━━━━━ GIVEN RECORDS
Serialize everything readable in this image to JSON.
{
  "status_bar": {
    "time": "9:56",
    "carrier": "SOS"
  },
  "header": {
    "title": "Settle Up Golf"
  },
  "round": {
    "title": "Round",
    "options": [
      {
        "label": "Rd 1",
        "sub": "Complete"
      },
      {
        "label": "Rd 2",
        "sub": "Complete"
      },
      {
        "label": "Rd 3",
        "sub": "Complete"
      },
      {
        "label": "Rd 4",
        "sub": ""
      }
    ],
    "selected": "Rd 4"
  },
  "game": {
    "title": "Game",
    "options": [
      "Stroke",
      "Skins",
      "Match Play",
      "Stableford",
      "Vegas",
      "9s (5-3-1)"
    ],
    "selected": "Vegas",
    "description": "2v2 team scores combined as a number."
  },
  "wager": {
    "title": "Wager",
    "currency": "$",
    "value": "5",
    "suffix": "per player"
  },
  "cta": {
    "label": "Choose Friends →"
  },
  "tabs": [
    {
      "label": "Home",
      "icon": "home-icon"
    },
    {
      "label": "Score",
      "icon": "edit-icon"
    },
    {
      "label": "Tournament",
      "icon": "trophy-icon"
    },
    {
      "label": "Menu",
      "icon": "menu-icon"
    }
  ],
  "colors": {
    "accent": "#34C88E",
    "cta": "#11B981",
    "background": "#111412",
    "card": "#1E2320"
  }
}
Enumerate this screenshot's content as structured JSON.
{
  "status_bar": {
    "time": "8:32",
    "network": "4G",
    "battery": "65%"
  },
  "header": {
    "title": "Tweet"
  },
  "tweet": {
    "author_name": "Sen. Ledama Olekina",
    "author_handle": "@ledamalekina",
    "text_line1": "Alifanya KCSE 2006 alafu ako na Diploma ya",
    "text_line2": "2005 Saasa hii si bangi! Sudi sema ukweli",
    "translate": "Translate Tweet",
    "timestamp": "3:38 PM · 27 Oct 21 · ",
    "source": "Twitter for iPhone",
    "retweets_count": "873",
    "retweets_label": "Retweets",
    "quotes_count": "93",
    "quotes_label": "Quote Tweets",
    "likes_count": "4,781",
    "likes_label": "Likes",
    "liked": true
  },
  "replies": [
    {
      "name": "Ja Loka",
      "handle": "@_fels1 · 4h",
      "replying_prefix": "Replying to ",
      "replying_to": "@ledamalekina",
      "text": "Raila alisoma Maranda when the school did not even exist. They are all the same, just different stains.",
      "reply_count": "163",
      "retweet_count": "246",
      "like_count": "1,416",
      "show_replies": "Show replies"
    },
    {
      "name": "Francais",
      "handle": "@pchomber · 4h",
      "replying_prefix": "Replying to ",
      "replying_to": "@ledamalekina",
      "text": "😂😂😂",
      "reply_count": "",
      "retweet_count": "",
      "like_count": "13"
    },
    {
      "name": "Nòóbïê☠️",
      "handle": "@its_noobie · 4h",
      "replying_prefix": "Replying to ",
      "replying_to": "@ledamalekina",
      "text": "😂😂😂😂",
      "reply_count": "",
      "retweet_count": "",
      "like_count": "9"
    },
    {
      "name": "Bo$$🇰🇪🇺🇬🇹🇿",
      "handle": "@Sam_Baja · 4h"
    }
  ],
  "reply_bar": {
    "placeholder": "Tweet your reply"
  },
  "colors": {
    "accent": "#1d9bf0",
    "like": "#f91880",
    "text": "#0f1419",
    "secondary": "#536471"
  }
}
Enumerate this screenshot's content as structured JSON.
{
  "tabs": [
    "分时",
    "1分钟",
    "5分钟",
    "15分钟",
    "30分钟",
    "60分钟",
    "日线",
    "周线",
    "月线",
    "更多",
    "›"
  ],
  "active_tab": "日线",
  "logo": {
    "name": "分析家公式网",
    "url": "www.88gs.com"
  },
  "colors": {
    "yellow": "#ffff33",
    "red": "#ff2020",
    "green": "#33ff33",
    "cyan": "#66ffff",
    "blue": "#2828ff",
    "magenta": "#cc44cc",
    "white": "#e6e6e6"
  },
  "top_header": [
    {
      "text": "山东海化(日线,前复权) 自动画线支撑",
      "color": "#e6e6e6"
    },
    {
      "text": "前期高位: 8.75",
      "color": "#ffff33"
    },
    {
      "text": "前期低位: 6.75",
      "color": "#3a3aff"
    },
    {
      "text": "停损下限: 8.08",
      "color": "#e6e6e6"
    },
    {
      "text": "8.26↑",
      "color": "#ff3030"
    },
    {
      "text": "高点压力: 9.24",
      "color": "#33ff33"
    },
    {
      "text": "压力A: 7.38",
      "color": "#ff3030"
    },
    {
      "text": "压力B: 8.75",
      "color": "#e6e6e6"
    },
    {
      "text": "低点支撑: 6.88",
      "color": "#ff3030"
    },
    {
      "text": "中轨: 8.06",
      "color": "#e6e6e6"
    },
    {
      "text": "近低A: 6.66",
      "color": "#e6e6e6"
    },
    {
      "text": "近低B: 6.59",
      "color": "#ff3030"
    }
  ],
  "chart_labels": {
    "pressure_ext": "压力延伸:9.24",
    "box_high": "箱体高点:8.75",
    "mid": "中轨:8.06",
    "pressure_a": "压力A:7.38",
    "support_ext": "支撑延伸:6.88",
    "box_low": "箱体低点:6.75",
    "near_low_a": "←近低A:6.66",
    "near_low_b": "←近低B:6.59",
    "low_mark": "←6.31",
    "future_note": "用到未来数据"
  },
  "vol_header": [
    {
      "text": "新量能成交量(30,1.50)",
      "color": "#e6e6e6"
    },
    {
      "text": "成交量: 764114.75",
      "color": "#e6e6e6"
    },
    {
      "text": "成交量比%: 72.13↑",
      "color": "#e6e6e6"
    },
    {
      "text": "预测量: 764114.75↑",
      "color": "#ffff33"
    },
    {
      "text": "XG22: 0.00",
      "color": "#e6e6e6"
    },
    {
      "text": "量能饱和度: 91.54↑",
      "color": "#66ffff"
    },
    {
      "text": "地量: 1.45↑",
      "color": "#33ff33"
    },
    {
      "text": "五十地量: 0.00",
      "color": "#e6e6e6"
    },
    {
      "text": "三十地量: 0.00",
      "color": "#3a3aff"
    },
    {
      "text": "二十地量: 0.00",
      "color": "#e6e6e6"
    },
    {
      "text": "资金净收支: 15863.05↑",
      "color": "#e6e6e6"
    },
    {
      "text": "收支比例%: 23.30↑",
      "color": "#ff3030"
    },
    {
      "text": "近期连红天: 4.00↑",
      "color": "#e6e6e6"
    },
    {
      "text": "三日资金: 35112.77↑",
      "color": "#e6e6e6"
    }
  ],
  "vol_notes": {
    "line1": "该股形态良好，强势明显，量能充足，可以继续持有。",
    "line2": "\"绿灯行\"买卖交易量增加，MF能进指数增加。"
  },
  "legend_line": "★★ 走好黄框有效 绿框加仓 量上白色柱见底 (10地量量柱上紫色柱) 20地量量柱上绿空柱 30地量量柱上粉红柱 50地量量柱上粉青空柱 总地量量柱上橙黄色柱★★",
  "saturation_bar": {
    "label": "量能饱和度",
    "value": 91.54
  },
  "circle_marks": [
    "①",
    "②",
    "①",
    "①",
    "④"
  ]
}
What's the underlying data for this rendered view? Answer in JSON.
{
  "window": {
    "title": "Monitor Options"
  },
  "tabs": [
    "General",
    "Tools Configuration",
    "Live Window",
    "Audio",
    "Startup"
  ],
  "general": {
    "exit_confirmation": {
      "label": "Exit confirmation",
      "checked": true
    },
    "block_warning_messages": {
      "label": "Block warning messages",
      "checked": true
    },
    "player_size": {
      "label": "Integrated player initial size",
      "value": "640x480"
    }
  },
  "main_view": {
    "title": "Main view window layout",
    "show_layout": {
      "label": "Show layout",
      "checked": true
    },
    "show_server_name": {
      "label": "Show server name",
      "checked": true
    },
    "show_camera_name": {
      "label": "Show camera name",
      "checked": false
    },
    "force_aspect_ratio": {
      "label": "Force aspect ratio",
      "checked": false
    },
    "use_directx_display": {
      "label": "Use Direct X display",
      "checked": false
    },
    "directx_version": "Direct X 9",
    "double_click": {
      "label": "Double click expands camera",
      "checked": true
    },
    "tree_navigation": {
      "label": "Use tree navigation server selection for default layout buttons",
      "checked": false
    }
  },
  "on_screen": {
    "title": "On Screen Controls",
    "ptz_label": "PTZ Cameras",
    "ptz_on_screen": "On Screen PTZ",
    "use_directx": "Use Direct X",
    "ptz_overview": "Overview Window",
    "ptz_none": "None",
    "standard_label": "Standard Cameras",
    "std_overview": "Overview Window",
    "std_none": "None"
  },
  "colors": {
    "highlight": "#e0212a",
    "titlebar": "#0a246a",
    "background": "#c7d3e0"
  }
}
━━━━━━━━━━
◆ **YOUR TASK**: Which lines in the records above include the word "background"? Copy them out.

◆ **ANSWER TO THE EXERCISE**:
    "background": "#111412",
    "background": "#c7d3e0"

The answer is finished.